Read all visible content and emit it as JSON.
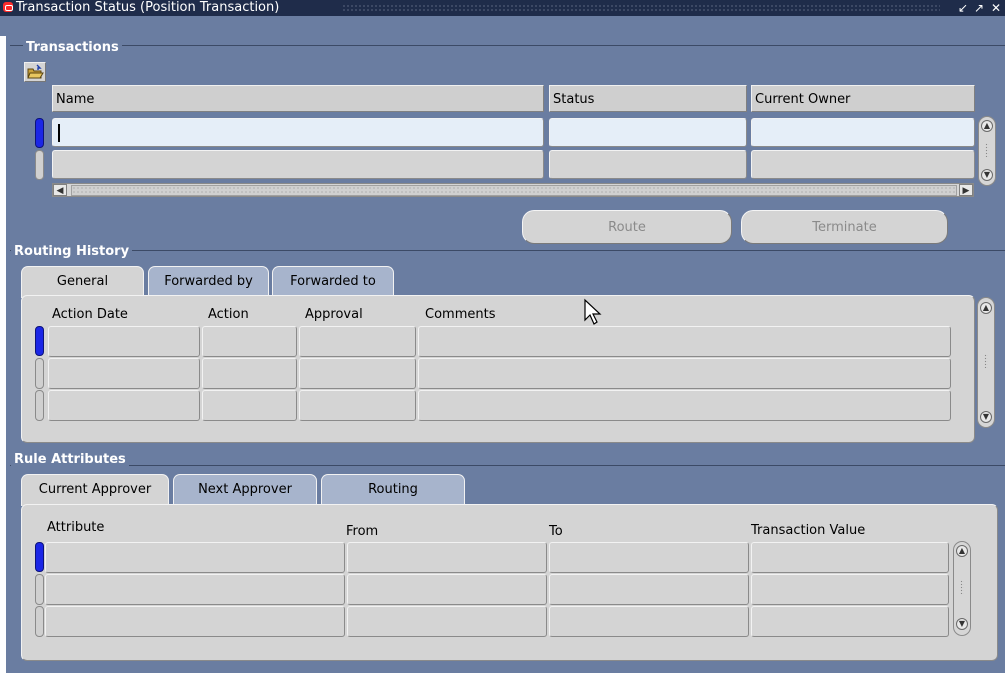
{
  "window": {
    "title": "Transaction Status (Position Transaction)",
    "controls": {
      "minimize": "↙",
      "maximize": "↗",
      "close": "✕"
    }
  },
  "transactions": {
    "section_title": "Transactions",
    "columns": [
      "Name",
      "Status",
      "Current Owner"
    ],
    "buttons": {
      "route": "Route",
      "terminate": "Terminate"
    }
  },
  "routing_history": {
    "section_title": "Routing History",
    "tabs": [
      "General",
      "Forwarded by",
      "Forwarded to"
    ],
    "active_tab": "General",
    "columns": [
      "Action Date",
      "Action",
      "Approval",
      "Comments"
    ]
  },
  "rule_attributes": {
    "section_title": "Rule Attributes",
    "tabs": [
      "Current Approver",
      "Next Approver",
      "Routing"
    ],
    "active_tab": "Current Approver",
    "columns": [
      "Attribute",
      "From",
      "To",
      "Transaction Value"
    ]
  },
  "colors": {
    "frame_background": "#6a7da1",
    "titlebar": "#1f2c4a",
    "record_indicator": "#1b26e6",
    "active_field": "#e5eef8"
  },
  "icons": [
    "oracle-logo-icon",
    "open-folder-icon",
    "mouse-pointer-icon",
    "scroll-up-icon",
    "scroll-down-icon",
    "scroll-left-icon",
    "scroll-right-icon"
  ]
}
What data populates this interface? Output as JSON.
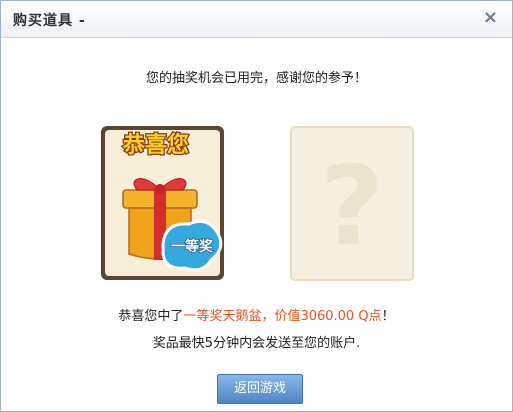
{
  "dialog": {
    "title": "购买道具 -",
    "close_glyph": "×"
  },
  "message_top": "您的抽奖机会已用完，感谢您的参予！",
  "card_left": {
    "banner": "恭喜您",
    "badge": "一等奖"
  },
  "card_right": {
    "glyph": "?"
  },
  "result": {
    "prefix": "恭喜您中了",
    "tier": "一等奖",
    "prize": "天鹅盆，价值3060.00 Q点",
    "suffix": "！"
  },
  "delivery_note": "奖品最快5分钟内会发送至您的账户.",
  "return_button": "返回游戏",
  "colors": {
    "accent_orange": "#e8531b",
    "button_blue": "#4d86c6",
    "card_border": "#5a4633",
    "card_bg": "#f7efd9"
  }
}
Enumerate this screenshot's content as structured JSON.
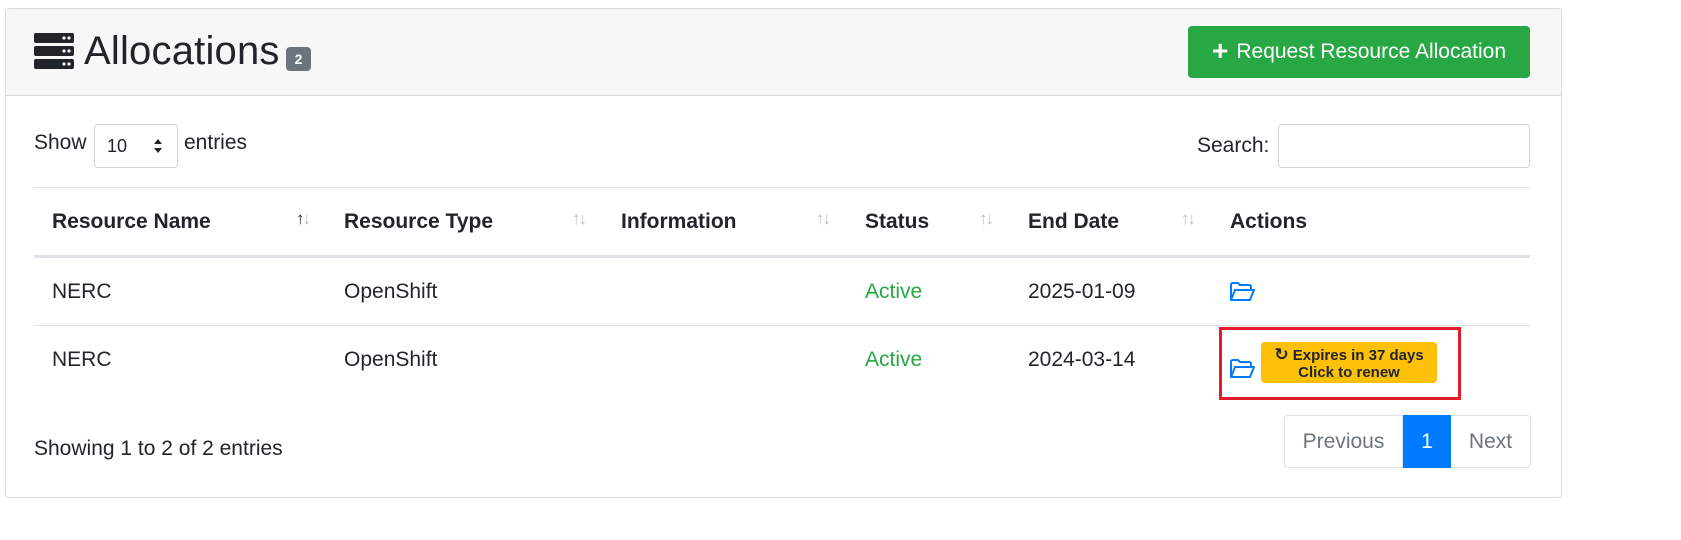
{
  "header": {
    "title": "Allocations",
    "count_badge": "2",
    "request_button_label": "Request Resource Allocation",
    "icon": "server-icon"
  },
  "controls": {
    "show_label": "Show",
    "page_length_value": "10",
    "entries_label": "entries",
    "search_label": "Search:",
    "search_value": ""
  },
  "table": {
    "columns": [
      "Resource Name",
      "Resource Type",
      "Information",
      "Status",
      "End Date",
      "Actions"
    ],
    "rows": [
      {
        "resource_name": "NERC",
        "resource_type": "OpenShift",
        "information": "",
        "status": "Active",
        "end_date": "2025-01-09",
        "actions": [
          "folder-open-icon"
        ]
      },
      {
        "resource_name": "NERC",
        "resource_type": "OpenShift",
        "information": "",
        "status": "Active",
        "end_date": "2024-03-14",
        "actions": [
          "folder-open-icon",
          "renew-button"
        ],
        "renew_line1": "Expires in 37 days",
        "renew_line2": "Click to renew"
      }
    ]
  },
  "footer": {
    "info": "Showing 1 to 2 of 2 entries",
    "pagination": {
      "previous_label": "Previous",
      "current_page": "1",
      "next_label": "Next"
    }
  },
  "colors": {
    "primary": "#007bff",
    "success": "#28a745",
    "warning": "#ffc107",
    "secondary": "#6c757d",
    "highlight": "#e21c2a"
  }
}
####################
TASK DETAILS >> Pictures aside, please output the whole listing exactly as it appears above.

ANSWER SECTION >>
Read all visible content and emit it as JSON.
{
  "window": {
    "title": "Transaction Status (Position Transaction)",
    "controls": {
      "minimize": "↙",
      "maximize": "↗",
      "close": "✕"
    }
  },
  "transactions": {
    "section_title": "Transactions",
    "columns": [
      "Name",
      "Status",
      "Current Owner"
    ],
    "buttons": {
      "route": "Route",
      "terminate": "Terminate"
    }
  },
  "routing_history": {
    "section_title": "Routing History",
    "tabs": [
      "General",
      "Forwarded by",
      "Forwarded to"
    ],
    "active_tab": "General",
    "columns": [
      "Action Date",
      "Action",
      "Approval",
      "Comments"
    ]
  },
  "rule_attributes": {
    "section_title": "Rule Attributes",
    "tabs": [
      "Current Approver",
      "Next Approver",
      "Routing"
    ],
    "active_tab": "Current Approver",
    "columns": [
      "Attribute",
      "From",
      "To",
      "Transaction Value"
    ]
  },
  "colors": {
    "frame_background": "#6a7da1",
    "titlebar": "#1f2c4a",
    "record_indicator": "#1b26e6",
    "active_field": "#e5eef8"
  },
  "icons": [
    "oracle-logo-icon",
    "open-folder-icon",
    "mouse-pointer-icon",
    "scroll-up-icon",
    "scroll-down-icon",
    "scroll-left-icon",
    "scroll-right-icon"
  ]
}
What data populates this interface? Output as JSON.
{
  "dialog": {
    "title": "购买道具 -",
    "close_glyph": "×"
  },
  "message_top": "您的抽奖机会已用完，感谢您的参予！",
  "card_left": {
    "banner": "恭喜您",
    "badge": "一等奖"
  },
  "card_right": {
    "glyph": "?"
  },
  "result": {
    "prefix": "恭喜您中了",
    "tier": "一等奖",
    "prize": "天鹅盆，价值3060.00 Q点",
    "suffix": "！"
  },
  "delivery_note": "奖品最快5分钟内会发送至您的账户.",
  "return_button": "返回游戏",
  "colors": {
    "accent_orange": "#e8531b",
    "button_blue": "#4d86c6",
    "card_border": "#5a4633",
    "card_bg": "#f7efd9"
  }
}
Enumerate this screenshot's content as structured JSON.
{
  "header": {
    "title": "Allocations",
    "count_badge": "2",
    "request_button_label": "Request Resource Allocation",
    "icon": "server-icon"
  },
  "controls": {
    "show_label": "Show",
    "page_length_value": "10",
    "entries_label": "entries",
    "search_label": "Search:",
    "search_value": ""
  },
  "table": {
    "columns": [
      "Resource Name",
      "Resource Type",
      "Information",
      "Status",
      "End Date",
      "Actions"
    ],
    "rows": [
      {
        "resource_name": "NERC",
        "resource_type": "OpenShift",
        "information": "",
        "status": "Active",
        "end_date": "2025-01-09",
        "actions": [
          "folder-open-icon"
        ]
      },
      {
        "resource_name": "NERC",
        "resource_type": "OpenShift",
        "information": "",
        "status": "Active",
        "end_date": "2024-03-14",
        "actions": [
          "folder-open-icon",
          "renew-button"
        ],
        "renew_line1": "Expires in 37 days",
        "renew_line2": "Click to renew"
      }
    ]
  },
  "footer": {
    "info": "Showing 1 to 2 of 2 entries",
    "pagination": {
      "previous_label": "Previous",
      "current_page": "1",
      "next_label": "Next"
    }
  },
  "colors": {
    "primary": "#007bff",
    "success": "#28a745",
    "warning": "#ffc107",
    "secondary": "#6c757d",
    "highlight": "#e21c2a"
  }
}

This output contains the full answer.